- _Data for analysis_:
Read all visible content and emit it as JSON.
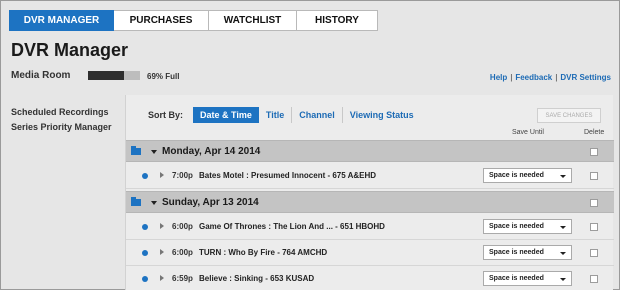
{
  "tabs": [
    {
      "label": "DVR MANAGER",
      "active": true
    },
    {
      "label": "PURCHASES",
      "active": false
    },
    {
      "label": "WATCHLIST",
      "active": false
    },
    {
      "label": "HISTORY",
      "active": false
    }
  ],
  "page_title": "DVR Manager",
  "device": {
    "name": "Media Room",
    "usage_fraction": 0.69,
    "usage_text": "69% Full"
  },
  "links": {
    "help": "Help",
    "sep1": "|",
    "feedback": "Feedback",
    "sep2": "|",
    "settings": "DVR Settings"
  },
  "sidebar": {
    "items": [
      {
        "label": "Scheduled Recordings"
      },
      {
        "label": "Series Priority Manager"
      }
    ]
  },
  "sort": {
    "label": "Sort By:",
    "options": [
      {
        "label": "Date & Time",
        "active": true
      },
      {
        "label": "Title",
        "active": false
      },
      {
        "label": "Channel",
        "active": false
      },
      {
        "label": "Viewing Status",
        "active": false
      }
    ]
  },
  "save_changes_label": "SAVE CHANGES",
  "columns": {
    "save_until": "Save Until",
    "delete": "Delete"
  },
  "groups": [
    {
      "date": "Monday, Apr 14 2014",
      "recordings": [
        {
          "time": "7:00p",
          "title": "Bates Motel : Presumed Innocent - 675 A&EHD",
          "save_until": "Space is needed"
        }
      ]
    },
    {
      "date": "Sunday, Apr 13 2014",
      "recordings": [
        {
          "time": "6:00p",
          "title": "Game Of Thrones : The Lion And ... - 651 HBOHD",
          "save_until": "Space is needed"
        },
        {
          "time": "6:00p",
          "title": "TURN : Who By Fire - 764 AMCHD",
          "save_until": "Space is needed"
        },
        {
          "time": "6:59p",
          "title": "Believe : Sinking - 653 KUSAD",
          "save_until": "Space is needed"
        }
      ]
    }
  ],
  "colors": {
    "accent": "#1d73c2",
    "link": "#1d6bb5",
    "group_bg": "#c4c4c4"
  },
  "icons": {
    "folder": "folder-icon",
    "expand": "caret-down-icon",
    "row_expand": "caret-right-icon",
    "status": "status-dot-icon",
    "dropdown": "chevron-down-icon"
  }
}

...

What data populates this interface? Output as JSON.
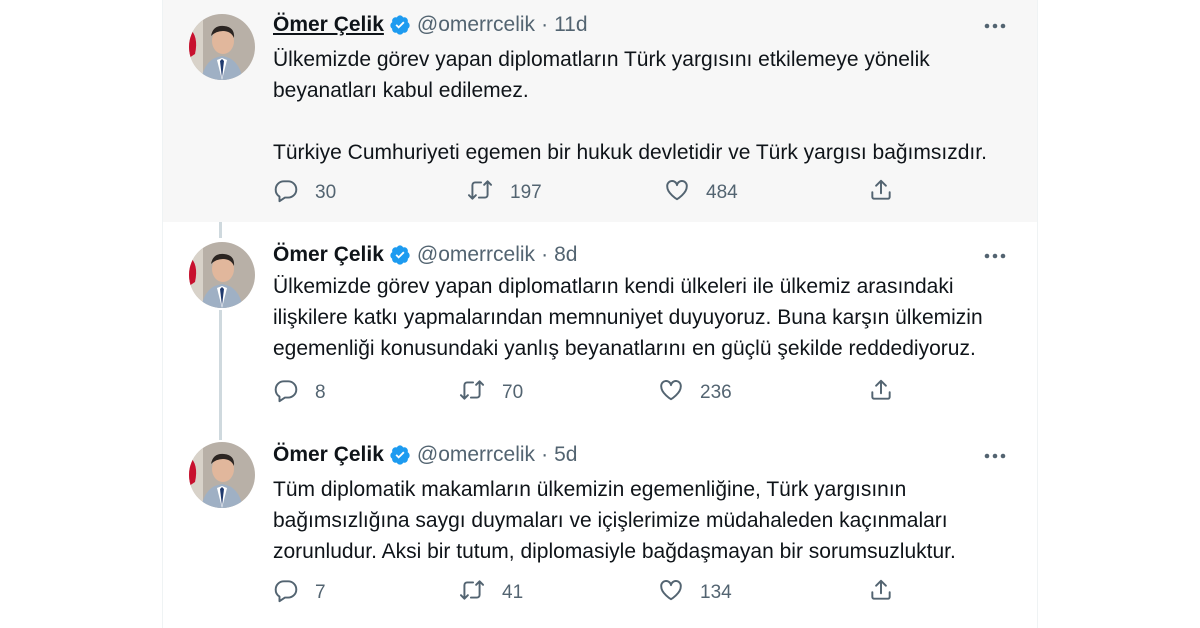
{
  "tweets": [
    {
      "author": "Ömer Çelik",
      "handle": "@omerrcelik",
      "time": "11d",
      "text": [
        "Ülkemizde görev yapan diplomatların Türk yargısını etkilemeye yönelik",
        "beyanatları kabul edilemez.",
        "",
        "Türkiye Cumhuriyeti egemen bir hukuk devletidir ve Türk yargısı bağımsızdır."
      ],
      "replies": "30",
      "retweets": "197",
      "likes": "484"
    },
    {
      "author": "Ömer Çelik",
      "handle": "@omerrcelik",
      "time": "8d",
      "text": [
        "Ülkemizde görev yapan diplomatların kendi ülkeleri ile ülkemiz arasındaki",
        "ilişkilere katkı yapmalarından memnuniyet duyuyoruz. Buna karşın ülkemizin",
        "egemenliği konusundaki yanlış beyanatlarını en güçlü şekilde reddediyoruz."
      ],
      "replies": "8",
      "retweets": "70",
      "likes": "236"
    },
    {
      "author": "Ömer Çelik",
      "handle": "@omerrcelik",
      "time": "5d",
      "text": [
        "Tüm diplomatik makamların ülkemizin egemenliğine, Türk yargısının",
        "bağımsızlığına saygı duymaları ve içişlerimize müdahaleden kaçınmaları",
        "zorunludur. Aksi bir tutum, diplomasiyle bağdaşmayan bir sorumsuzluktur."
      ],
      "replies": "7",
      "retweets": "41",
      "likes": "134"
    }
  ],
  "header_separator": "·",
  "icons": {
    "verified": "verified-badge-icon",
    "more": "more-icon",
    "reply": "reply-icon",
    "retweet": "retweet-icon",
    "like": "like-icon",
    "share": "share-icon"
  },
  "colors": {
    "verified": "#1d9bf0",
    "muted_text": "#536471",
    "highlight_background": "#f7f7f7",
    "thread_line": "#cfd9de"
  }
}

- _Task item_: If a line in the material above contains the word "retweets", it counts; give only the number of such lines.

- _Answer area_: 3